  10. by   AK556 APRN
    I graduated from a school that had a graduate entry program. (Yale) I originally was very frightened at the idea of non-nurses becoming APRNs....and I still am for the most part....consumers do not know to inquire about this when receiving care. However, these programs have been around a very long time, so something about them must be working. You need to do whatever will make you happy regardless of what negative thinking people tell you about job opportunities - if you believe in what you are doing, the jobs will come. I think it is important that you have been a medic - I am a past ER nurse and I know what you guys do, etc.....I have worked with many ER techs that were far more capable than many of the nurses "supervising" them. Your title does not always equal your knowlege/abilities. You are more prepared to enter a program than the post-literature majors I went to graduate school with! Yale was very focused on their non-nurse students and the few RNs that WERE there, generally felt out of place and frustrated with the whole thing. As an RN, I would not choose to go to a school with such focus, but at the time....didn't know any of the right questions to ask.

    Go For It!

    PS- I heard after about 2 years experience, you mostly wouldn't be able to differentiate a non-nurse from an post-RN APRN - but I haven't researched that claim.
  11. by   PediASL
    I must apologize first as I have not yet read this article. For the sake af at least one citation on this topic see below: I know this author has written more than one on this topic. She is a nurse in acute care and faculty in a direct-entry program. I'll try to get it in PDF and post a link if possible.

    1: Am J Nurs. 2006 Jan;106 Suppl 1:32-3. Links
    We'll Leave the Light On for You: There's no proscribed path to becoming a nurse.

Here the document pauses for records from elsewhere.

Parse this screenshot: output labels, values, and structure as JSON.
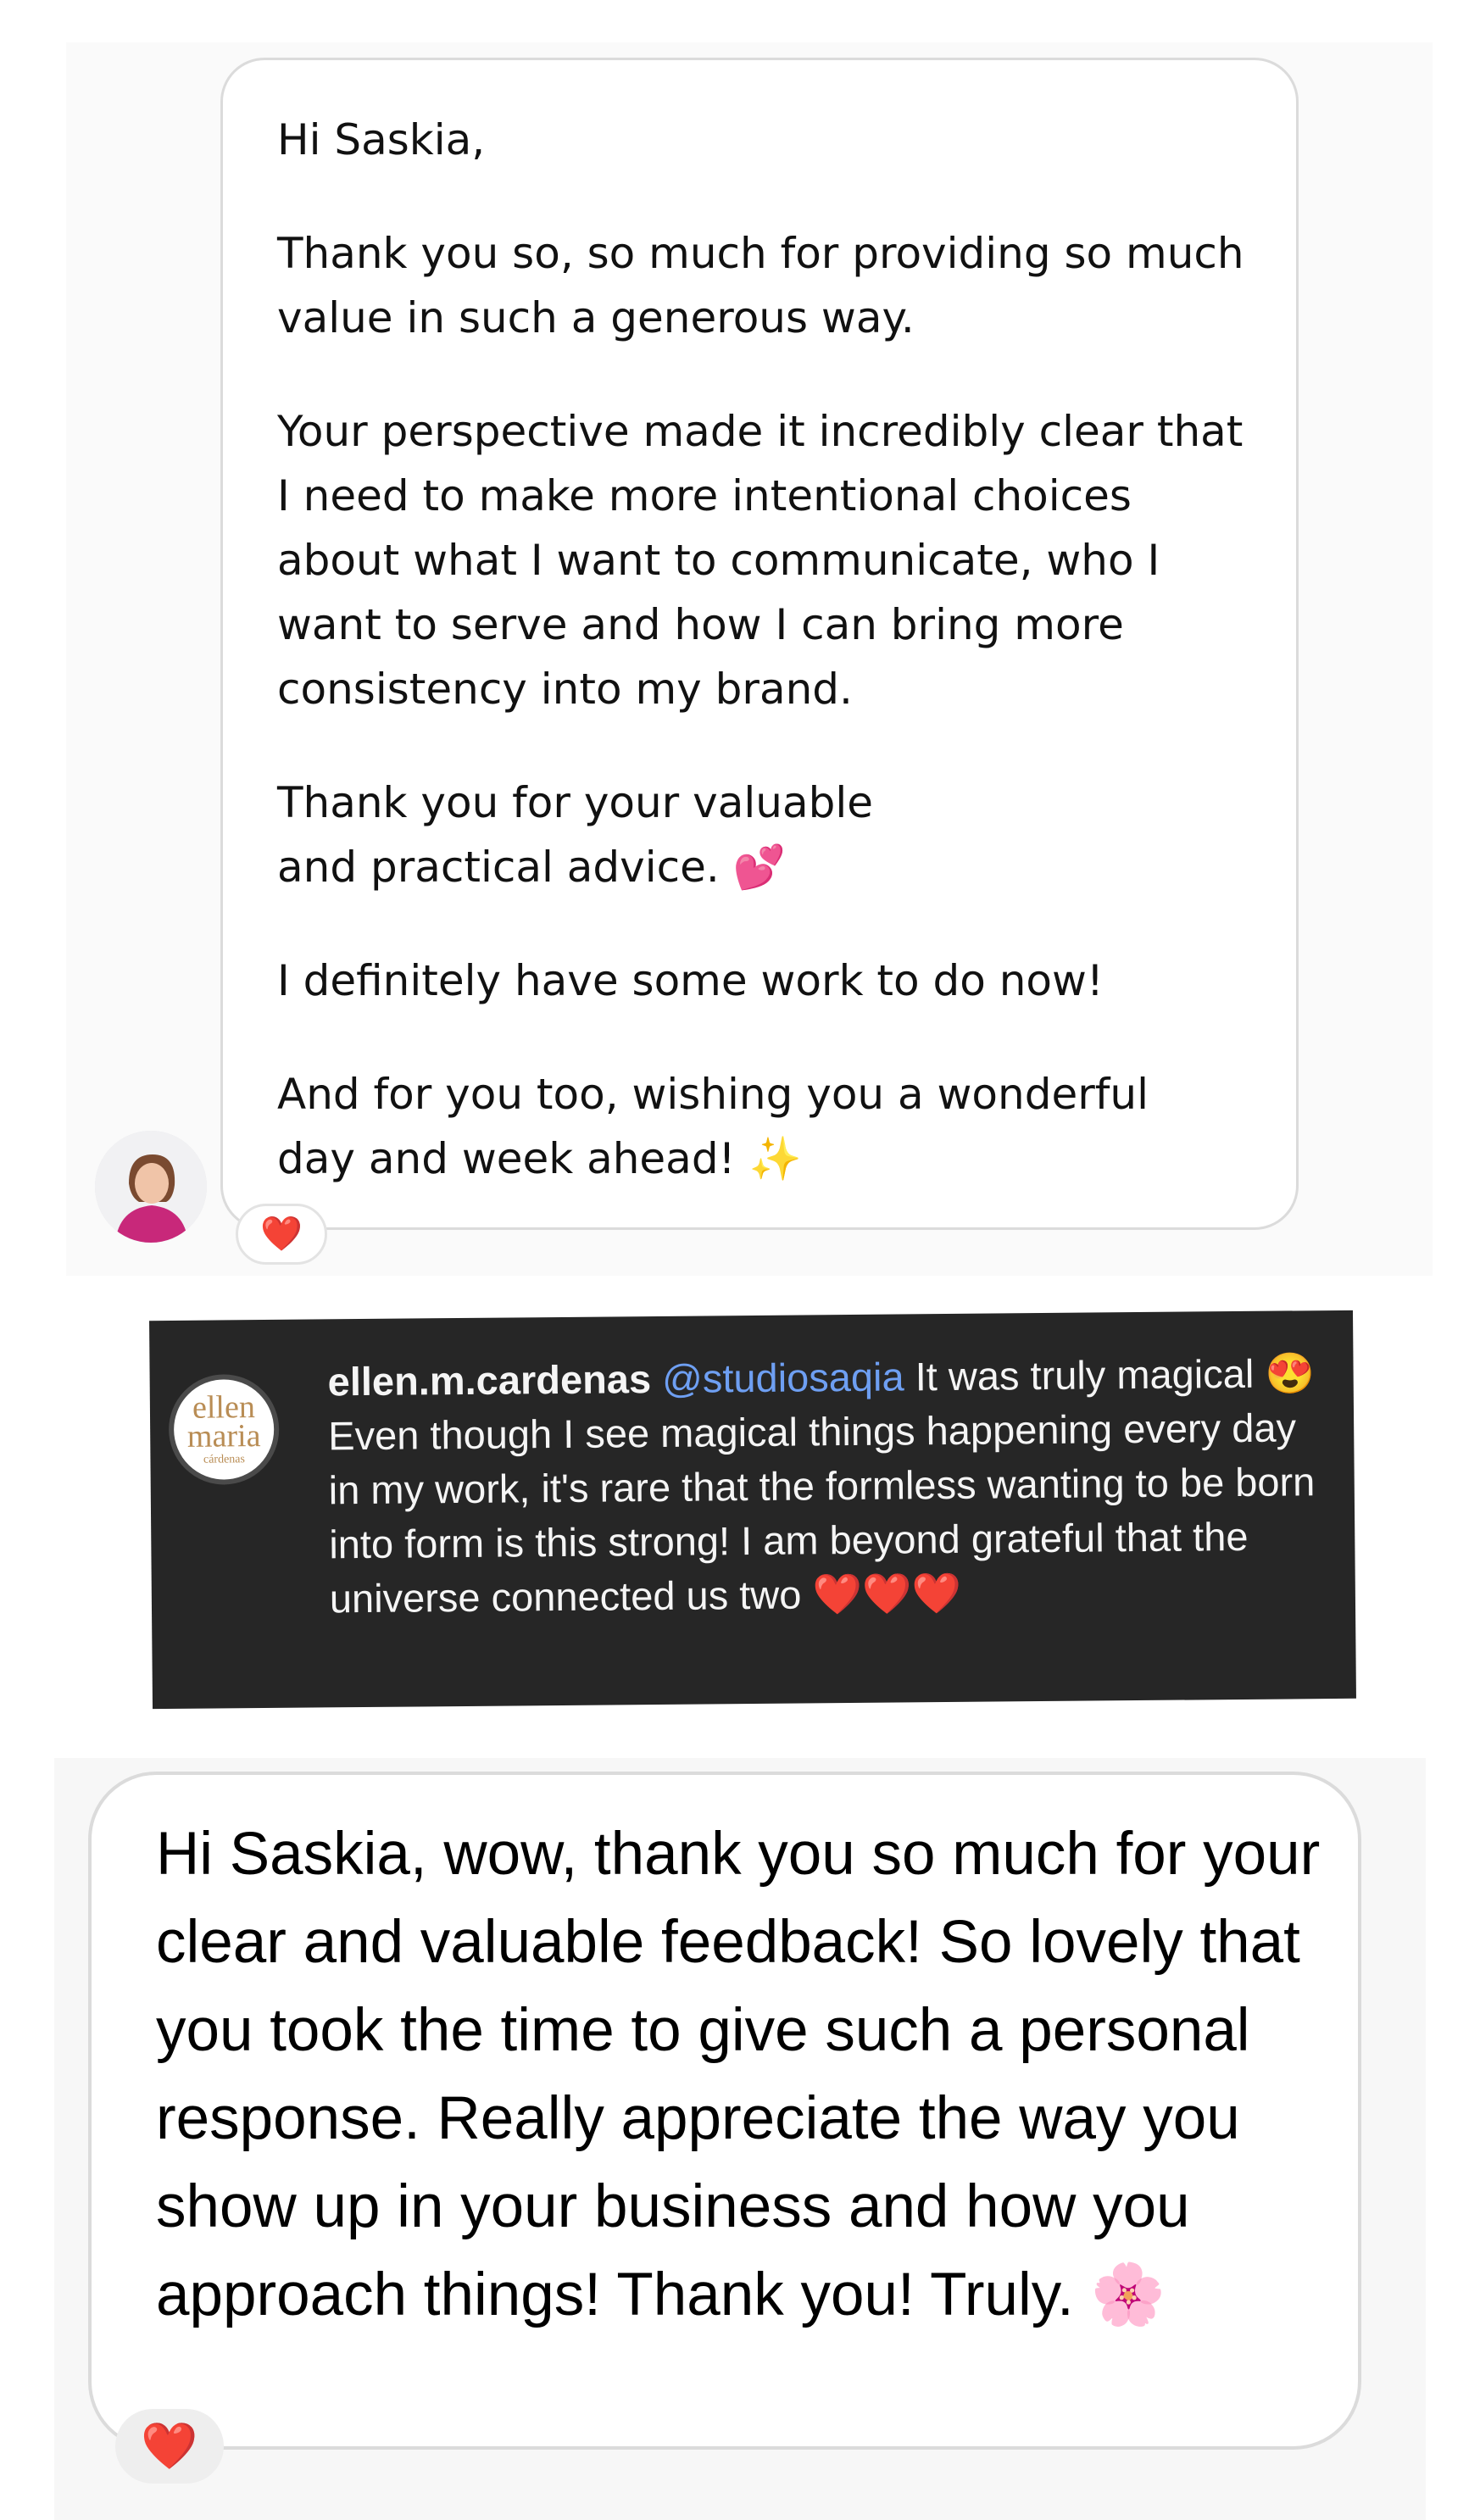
{
  "dm_top": {
    "greeting": "Hi Saskia,",
    "paragraphs": [
      "Thank you so, so much for providing so much value in such a generous way.",
      "Your perspective made it incredibly clear that I need to make more intentional choices about what I want to communicate, who I want to serve and how I can bring more consistency into my brand.",
      "Thank you for your valuable and practical advice. 💕",
      "I definitely have some work to do now!",
      "And for you too, wishing you a wonderful day and week ahead! ✨"
    ],
    "reaction": "❤️",
    "avatar_icon": "user-avatar-photo"
  },
  "comment": {
    "logo_lines": [
      "ellen",
      "maria",
      "cárdenas"
    ],
    "username": "ellen.m.cardenas",
    "mention": "@studiosaqia",
    "text": "It was truly magical 😍 Even though I see magical things happening every day in my work, it's rare that the formless wanting to be born into form is this strong! I am beyond grateful that the universe connected us two ❤️❤️❤️",
    "mention_color": "#6e9ff2"
  },
  "dm_bottom": {
    "message": "Hi Saskia, wow, thank you so much for your clear and valuable feedback! So lovely that you took the time to give such a personal response. Really appreciate the way you show up in your business and how you approach things! Thank you! Truly. 🌸",
    "reaction": "❤️"
  },
  "colors": {
    "heart": "#e0245e",
    "bubble_border": "#dbdbdb",
    "comment_bg": "#262626"
  }
}
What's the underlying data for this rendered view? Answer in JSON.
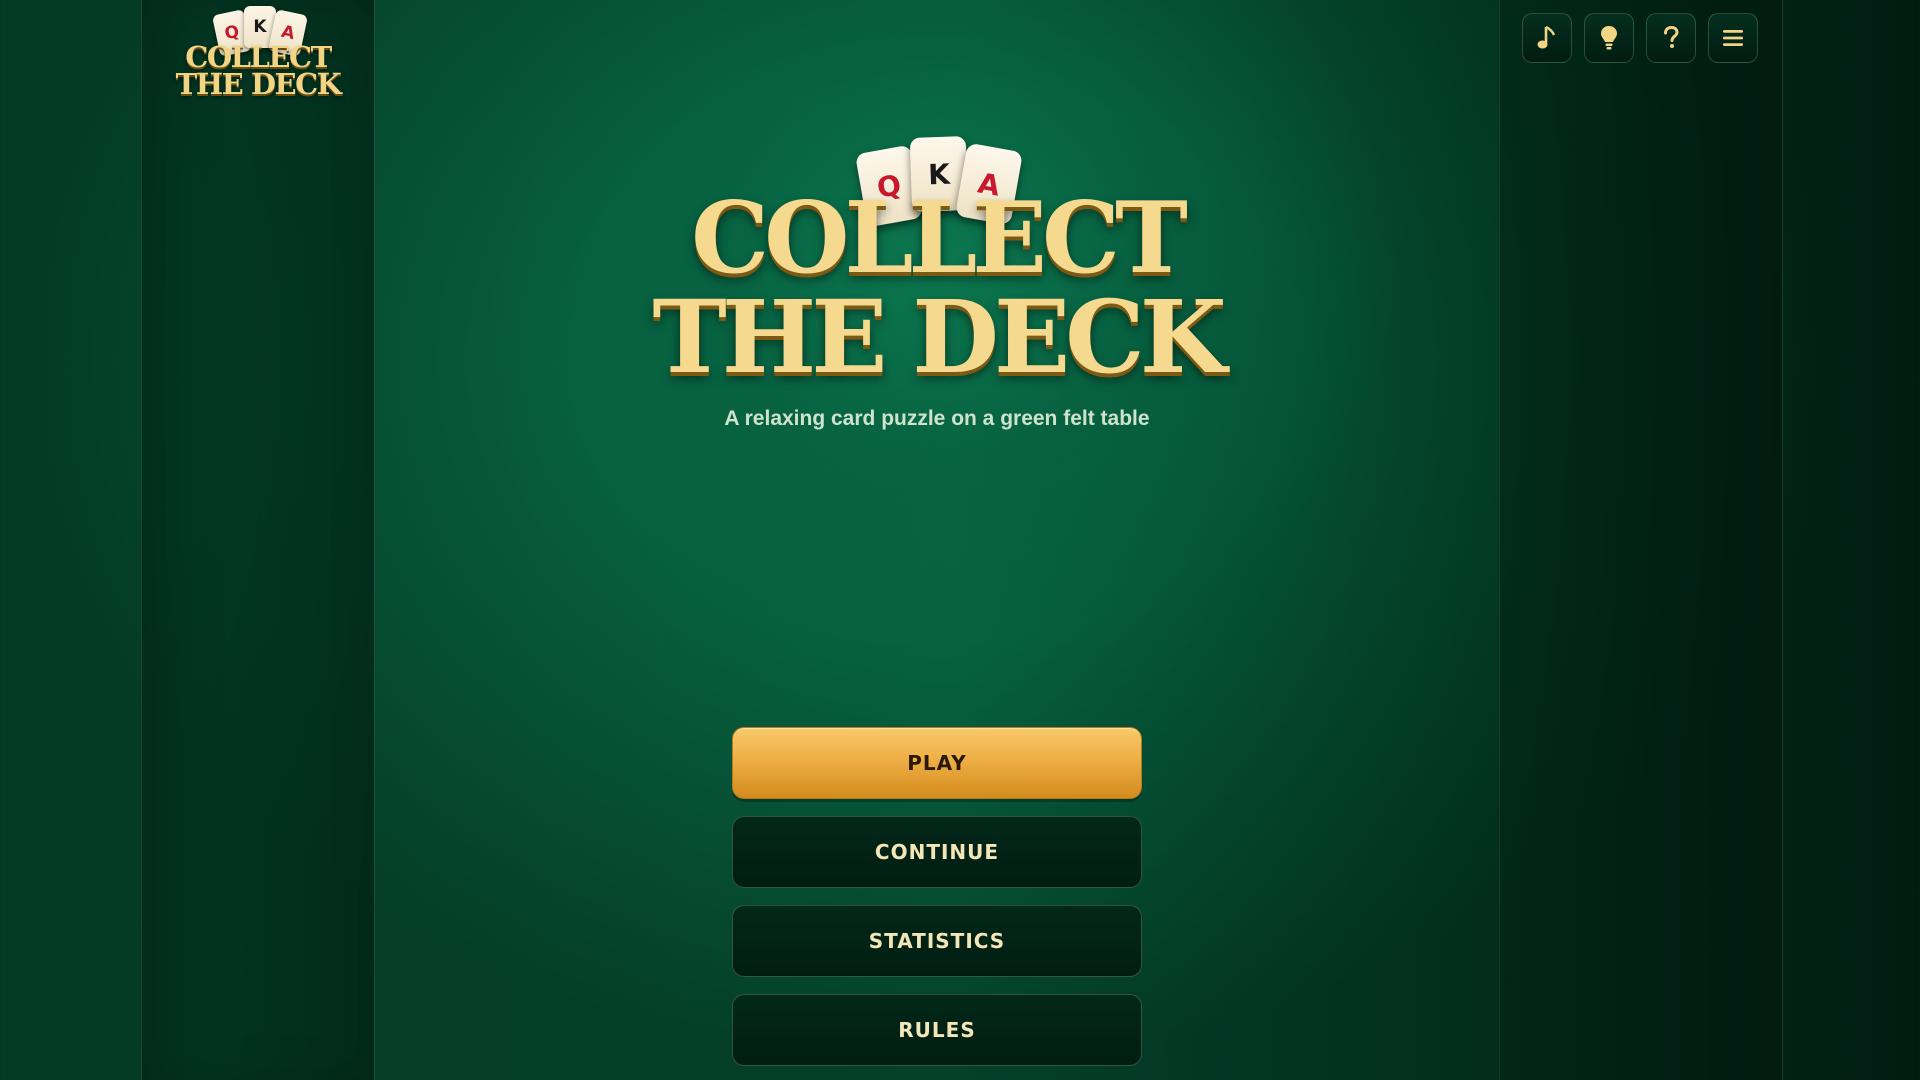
{
  "app": {
    "logo": {
      "cards": [
        "Q",
        "K",
        "A"
      ],
      "title_line1": "COLLECT",
      "title_line2": "THE DECK"
    }
  },
  "toolbar": {
    "music_icon": "music-note-icon",
    "hint_icon": "lightbulb-icon",
    "help_icon": "question-icon",
    "menu_icon": "hamburger-icon"
  },
  "hero": {
    "cards": [
      "Q",
      "K",
      "A"
    ],
    "title_line1": "COLLECT",
    "title_line2": "THE DECK",
    "subtitle": "A relaxing card puzzle on a green felt table"
  },
  "menu": {
    "play": "PLAY",
    "continue": "CONTINUE",
    "statistics": "STATISTICS",
    "rules": "RULES"
  },
  "colors": {
    "felt": "#066241",
    "gold_title": "#f5d98e",
    "primary_button": "#f0b24a",
    "card_red": "#c8182c"
  }
}
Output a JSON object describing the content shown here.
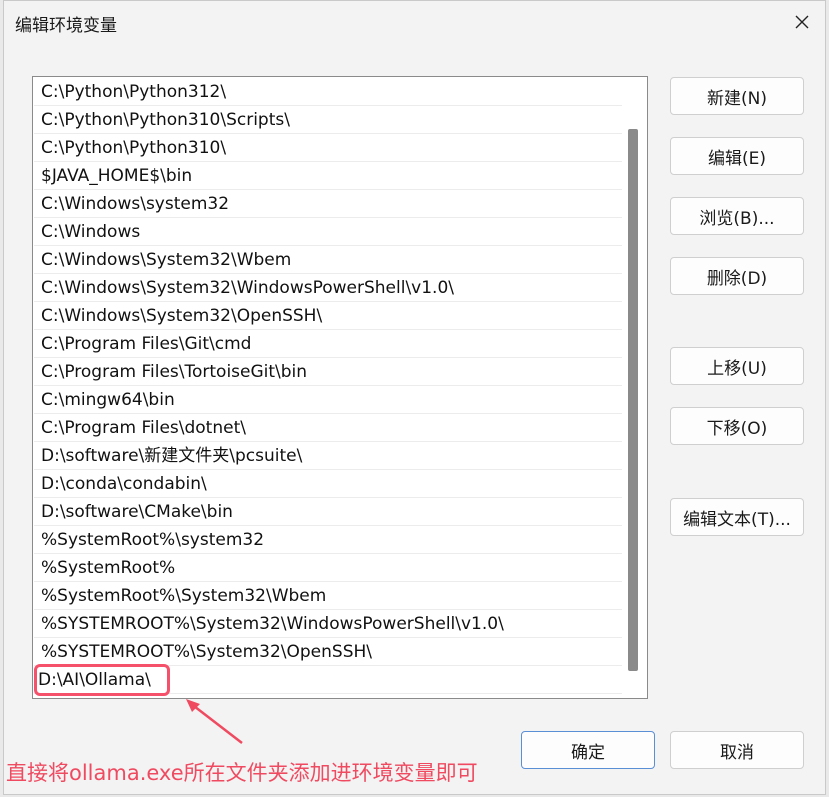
{
  "dialog": {
    "title": "编辑环境变量",
    "close_icon": "close-icon"
  },
  "path_list": {
    "items": [
      "C:\\Python\\Python312\\",
      "C:\\Python\\Python310\\Scripts\\",
      "C:\\Python\\Python310\\",
      "$JAVA_HOME$\\bin",
      "C:\\Windows\\system32",
      "C:\\Windows",
      "C:\\Windows\\System32\\Wbem",
      "C:\\Windows\\System32\\WindowsPowerShell\\v1.0\\",
      "C:\\Windows\\System32\\OpenSSH\\",
      "C:\\Program Files\\Git\\cmd",
      "C:\\Program Files\\TortoiseGit\\bin",
      "C:\\mingw64\\bin",
      "C:\\Program Files\\dotnet\\",
      "D:\\software\\新建文件夹\\pcsuite\\",
      "D:\\conda\\condabin\\",
      "D:\\software\\CMake\\bin",
      "%SystemRoot%\\system32",
      "%SystemRoot%",
      "%SystemRoot%\\System32\\Wbem",
      "%SYSTEMROOT%\\System32\\WindowsPowerShell\\v1.0\\",
      "%SYSTEMROOT%\\System32\\OpenSSH\\",
      "D:\\AI\\Ollama\\"
    ],
    "highlighted_index": 21
  },
  "buttons": {
    "new": "新建(N)",
    "edit": "编辑(E)",
    "browse": "浏览(B)...",
    "delete": "删除(D)",
    "move_up": "上移(U)",
    "move_down": "下移(O)",
    "edit_text": "编辑文本(T)...",
    "ok": "确定",
    "cancel": "取消"
  },
  "annotation": {
    "text": "直接将ollama.exe所在文件夹添加进环境变量即可",
    "color": "#ef4a60"
  },
  "colors": {
    "highlight": "#f5516b",
    "primary_border": "#5a8fd6"
  }
}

    Pellico L.
  12. by   AK556 APRN
    Faculty in these types of programs may not have an exactly unbiased opinion of the activities they participate all of us.
  13. by   PediASL
    Of course, that almost goes without saying. I did find the PDF and this is not a study, rather, a discussion. So take it for what it is worth.....